Motivation and showing at least a little interest in joining these organizations should be enough, right?
As deadlines came for applications, I busied myself with writing personal statements, sample writing pieces and doing the odds and ends for every different club. I attached each one to an email, along with a friendly little message no doubt saying something that I felt would express my professionalism and eagerness to join their organization, and waited oh-so-ever-patiently for the results to come in. They finally rolled in one by one: Rejected, rejected, rejected and rejected.
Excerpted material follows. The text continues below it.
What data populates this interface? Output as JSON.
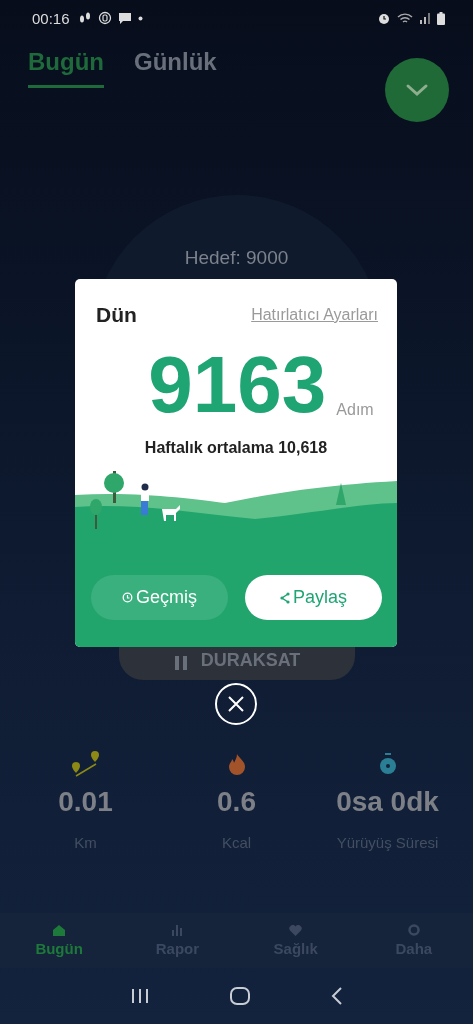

I was baffled. How, after so much meticulous planning, after so many weeks of anticipation, could I get rejected from everything? I thought perhaps it was just a freshman thing. I haven’t learned the ropes yet, and maybe it speaks through my applications. They’re probably looking for someone more experienced, more poised, better suited to understand the ins and outs of college life.
But my friends began boasting of their acceptances, talking about tutoring groups and various service clubs—all having required some sort of tryout or application. Somehow, they figured out the formula, broken through the code, discovered the algorithm that allows one to “be involved” in college. I felt utterly helpless and completely excluded from what I felt to be the most important years of my life.
I decided that I would throw myself whole-heartedly into my schoolwork to cover up any disappointment that might leak through my facade. And I convinced myself that academics were what I was in college for anyway, right? Why worry myself with extracurricular when I could spend my time reading novels and articles and writing long academic essays?
For a while I think I did have myself convinced. I was doing well, and I felt content. Yet, my friends began branching out, introducing me to people they had met through their clubs. These people shared common interests, goals and career paths. They talked about taking trips together, planning mixers and attending upcoming meetings.
As their connections grew I couldn’t help but feel that I was growing smaller and smaller. I shifted endlessly on the outskirts of this social and academic life that everyone seemed a part of besides me. Simply sticking to school work wasn’t going to fulfill all of my expectations for college. It certainly wasn’t going to force me to grow as a person.
I decided that I would stop convincing myself that ignoring my disappointment was okay. Instead I used it as an opportunity for motivation. I would not quit. Until I had been rejected from every group, club, or organization, I would keep trying. I would get rejections from study abroad programs, club soccer teams and the Writing Resource Center. I would receive many (many) emails from people who had the “unhappy duty” of informing me of my rejections. Taking all of it with bitterness, I let it pass. I realized, in any situation where you are willing to work hard and be tenacious, the opportunities truly are endless.